Task to complete -
Search for the word "into" in the entries. Each line that holds it should be copied.

(Available data begins)

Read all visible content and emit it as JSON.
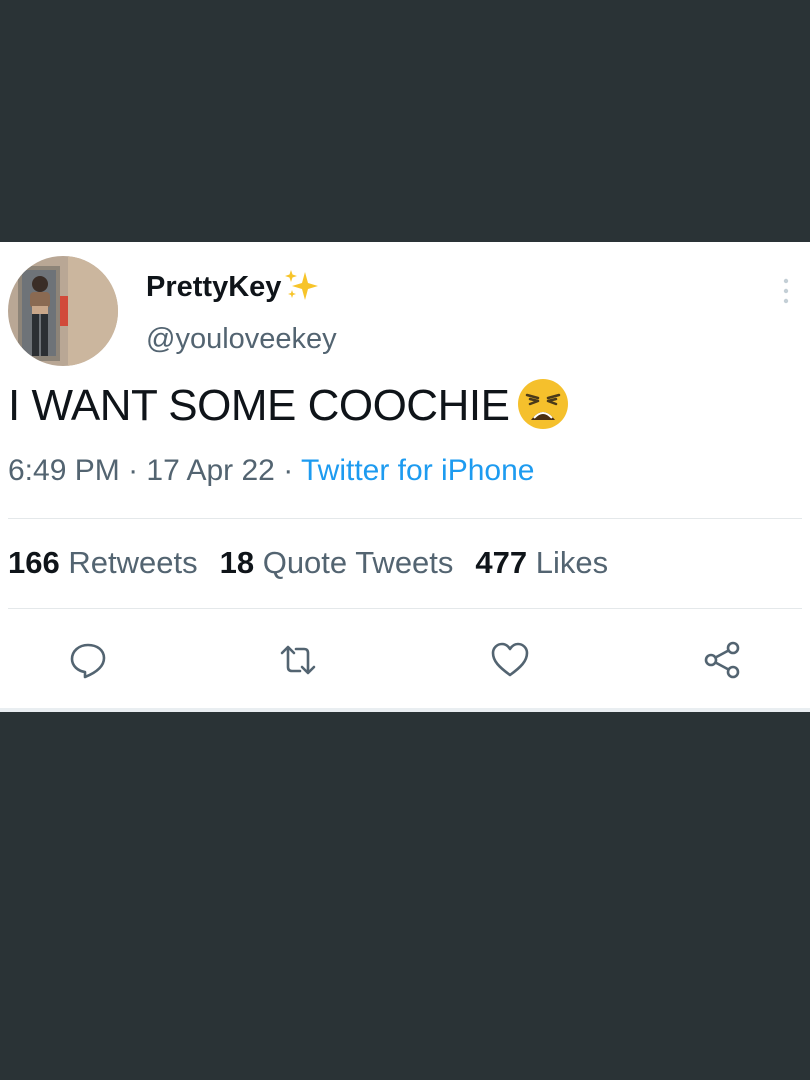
{
  "tweet": {
    "display_name": "PrettyKey",
    "name_emoji_icon": "sparkles-icon",
    "handle": "@youloveekey",
    "text": "I WANT SOME COOCHIE",
    "text_emoji_icon": "weary-face-icon",
    "time": "6:49 PM",
    "separator": "·",
    "date": "17 Apr 22",
    "source": "Twitter for iPhone",
    "stats": {
      "retweets_count": "166",
      "retweets_label": "Retweets",
      "quote_tweets_count": "18",
      "quote_tweets_label": "Quote Tweets",
      "likes_count": "477",
      "likes_label": "Likes"
    },
    "actions": [
      "reply-icon",
      "retweet-icon",
      "like-icon",
      "share-icon"
    ]
  },
  "colors": {
    "background": "#2a3336",
    "card": "#ffffff",
    "text_primary": "#0f1419",
    "text_secondary": "#536471",
    "accent": "#1d9bf0"
  }
}
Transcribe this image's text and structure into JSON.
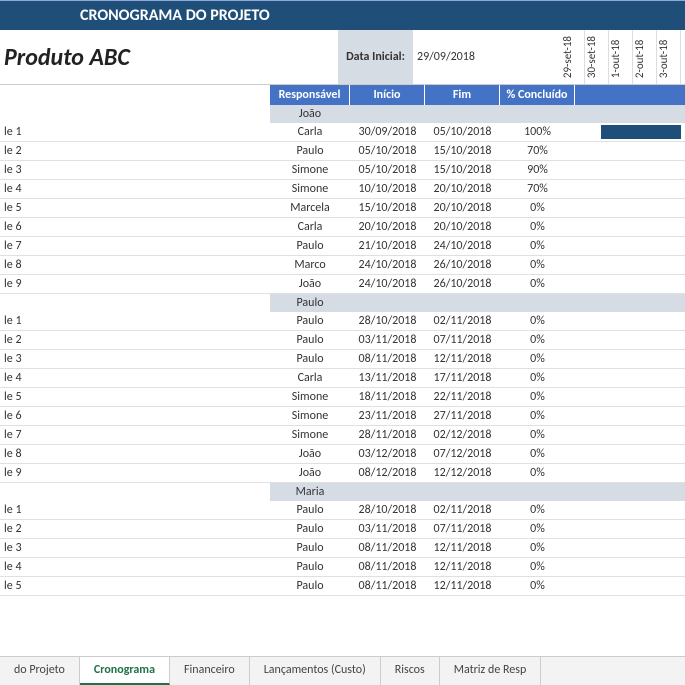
{
  "title": "CRONOGRAMA DO PROJETO",
  "product": "Produto ABC",
  "start_date_label": "Data Inicial:",
  "start_date_value": "29/09/2018",
  "gantt_dates": [
    "29-set-18",
    "30-set-18",
    "1-out-18",
    "2-out-18",
    "3-out-18"
  ],
  "headers": {
    "resp": "Responsável",
    "start": "Início",
    "end": "Fim",
    "pct": "% Concluído"
  },
  "groups": [
    {
      "owner": "João",
      "rows": [
        {
          "task": "le 1",
          "resp": "Carla",
          "start": "30/09/2018",
          "end": "05/10/2018",
          "pct": "100%",
          "bar": true
        },
        {
          "task": "le 2",
          "resp": "Paulo",
          "start": "05/10/2018",
          "end": "15/10/2018",
          "pct": "70%"
        },
        {
          "task": "le 3",
          "resp": "Simone",
          "start": "05/10/2018",
          "end": "15/10/2018",
          "pct": "90%"
        },
        {
          "task": "le 4",
          "resp": "Simone",
          "start": "10/10/2018",
          "end": "20/10/2018",
          "pct": "70%"
        },
        {
          "task": "le 5",
          "resp": "Marcela",
          "start": "15/10/2018",
          "end": "20/10/2018",
          "pct": "0%"
        },
        {
          "task": "le 6",
          "resp": "Carla",
          "start": "20/10/2018",
          "end": "20/10/2018",
          "pct": "0%"
        },
        {
          "task": "le 7",
          "resp": "Paulo",
          "start": "21/10/2018",
          "end": "24/10/2018",
          "pct": "0%"
        },
        {
          "task": "le 8",
          "resp": "Marco",
          "start": "24/10/2018",
          "end": "26/10/2018",
          "pct": "0%"
        },
        {
          "task": "le 9",
          "resp": "João",
          "start": "24/10/2018",
          "end": "26/10/2018",
          "pct": "0%"
        }
      ]
    },
    {
      "owner": "Paulo",
      "rows": [
        {
          "task": "le 1",
          "resp": "Paulo",
          "start": "28/10/2018",
          "end": "02/11/2018",
          "pct": "0%"
        },
        {
          "task": "le 2",
          "resp": "Paulo",
          "start": "03/11/2018",
          "end": "07/11/2018",
          "pct": "0%"
        },
        {
          "task": "le 3",
          "resp": "Paulo",
          "start": "08/11/2018",
          "end": "12/11/2018",
          "pct": "0%"
        },
        {
          "task": "le 4",
          "resp": "Carla",
          "start": "13/11/2018",
          "end": "17/11/2018",
          "pct": "0%"
        },
        {
          "task": "le 5",
          "resp": "Simone",
          "start": "18/11/2018",
          "end": "22/11/2018",
          "pct": "0%"
        },
        {
          "task": "le 6",
          "resp": "Simone",
          "start": "23/11/2018",
          "end": "27/11/2018",
          "pct": "0%"
        },
        {
          "task": "le 7",
          "resp": "Simone",
          "start": "28/11/2018",
          "end": "02/12/2018",
          "pct": "0%"
        },
        {
          "task": "le 8",
          "resp": "João",
          "start": "03/12/2018",
          "end": "07/12/2018",
          "pct": "0%"
        },
        {
          "task": "le 9",
          "resp": "João",
          "start": "08/12/2018",
          "end": "12/12/2018",
          "pct": "0%"
        }
      ]
    },
    {
      "owner": "Maria",
      "rows": [
        {
          "task": "le 1",
          "resp": "Paulo",
          "start": "28/10/2018",
          "end": "02/11/2018",
          "pct": "0%"
        },
        {
          "task": "le 2",
          "resp": "Paulo",
          "start": "03/11/2018",
          "end": "07/11/2018",
          "pct": "0%"
        },
        {
          "task": "le 3",
          "resp": "Paulo",
          "start": "08/11/2018",
          "end": "12/11/2018",
          "pct": "0%"
        },
        {
          "task": "le 4",
          "resp": "Paulo",
          "start": "08/11/2018",
          "end": "12/11/2018",
          "pct": "0%"
        },
        {
          "task": "le 5",
          "resp": "Paulo",
          "start": "08/11/2018",
          "end": "12/11/2018",
          "pct": "0%"
        }
      ]
    }
  ],
  "tabs": [
    "do Projeto",
    "Cronograma",
    "Financeiro",
    "Lançamentos (Custo)",
    "Riscos",
    "Matriz de Resp"
  ],
  "active_tab": 1
}
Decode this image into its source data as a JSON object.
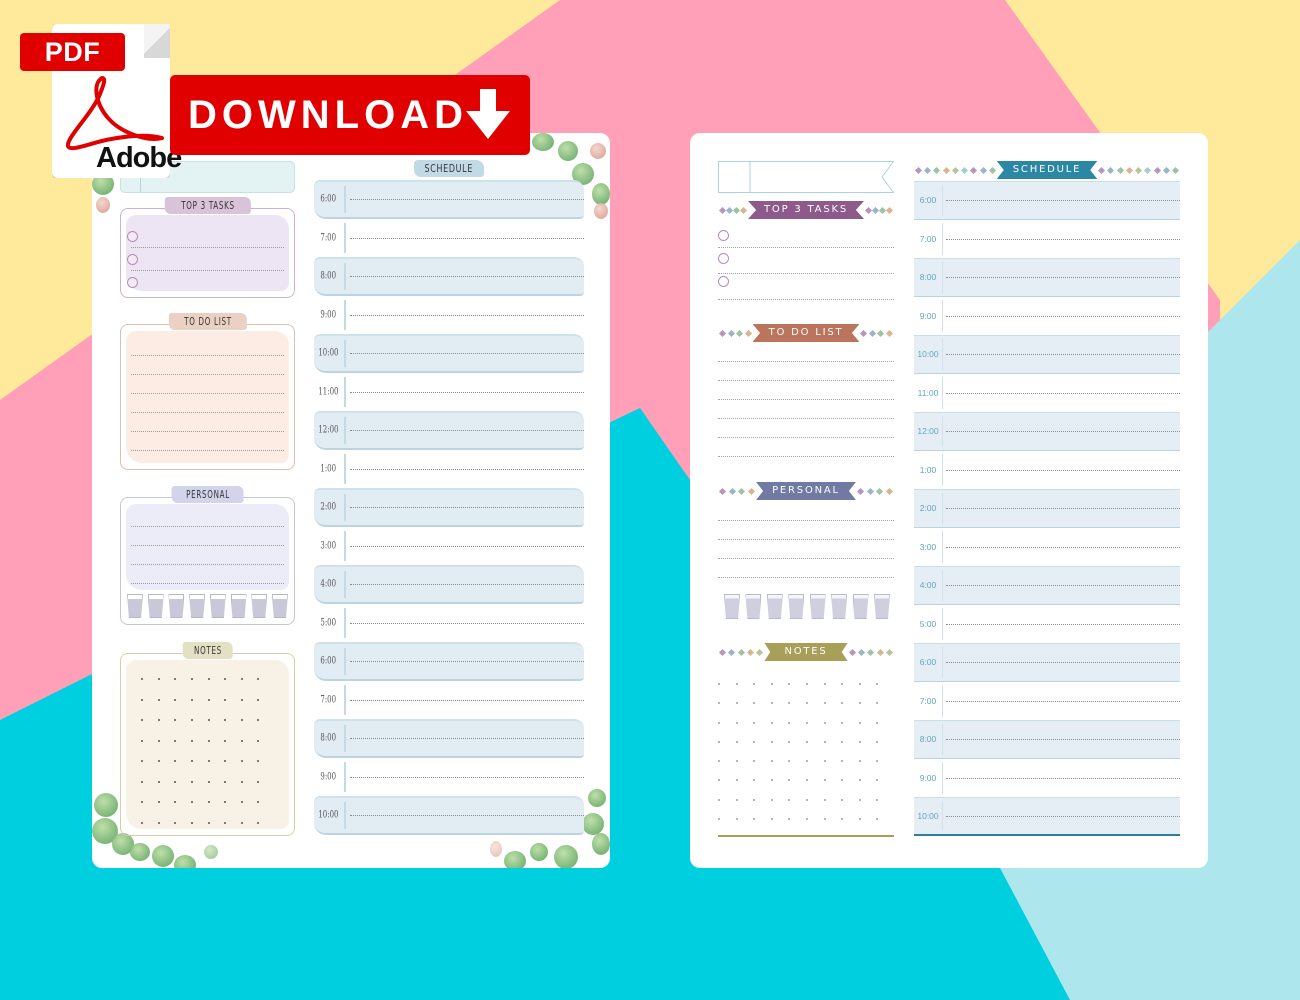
{
  "background": {
    "colors": {
      "yellow": "#ffe99a",
      "pink": "#ff9fb8",
      "cyan": "#00cfe0",
      "light_blue": "#aee6ee"
    }
  },
  "badge": {
    "pdf_label": "PDF",
    "adobe_label": "Adobe",
    "download_label": "DOWNLOAD",
    "icon": "download-arrow-icon",
    "brand_color": "#e00000"
  },
  "left_page": {
    "style": "watercolor",
    "top3_label": "TOP 3 TASKS",
    "todo_label": "TO DO LIST",
    "personal_label": "PERSONAL",
    "notes_label": "NOTES",
    "schedule_label": "SCHEDULE",
    "tasks_count": 3,
    "todo_lines": 6,
    "personal_lines": 4,
    "water_glasses": 8,
    "times": [
      "6:00",
      "7:00",
      "8:00",
      "9:00",
      "10:00",
      "11:00",
      "12:00",
      "1:00",
      "2:00",
      "3:00",
      "4:00",
      "5:00",
      "6:00",
      "7:00",
      "8:00",
      "9:00",
      "10:00"
    ]
  },
  "right_page": {
    "style": "clean",
    "top3_label": "TOP 3 TASKS",
    "todo_label": "TO DO LIST",
    "personal_label": "PERSONAL",
    "notes_label": "NOTES",
    "schedule_label": "SCHEDULE",
    "tasks_count": 3,
    "todo_lines": 6,
    "personal_lines": 4,
    "water_glasses": 8,
    "ribbon_colors": {
      "top3": "#8e5a8c",
      "todo": "#bb755c",
      "personal": "#717aa3",
      "notes": "#a8a058",
      "schedule": "#2b87a3"
    },
    "times": [
      "6:00",
      "7:00",
      "8:00",
      "9:00",
      "10:00",
      "11:00",
      "12:00",
      "1:00",
      "2:00",
      "3:00",
      "4:00",
      "5:00",
      "6:00",
      "7:00",
      "8:00",
      "9:00",
      "10:00"
    ]
  }
}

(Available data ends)

Written answer -
Transcribe this image's text and structure into JSON.
Decode this image into its source data as a JSON object.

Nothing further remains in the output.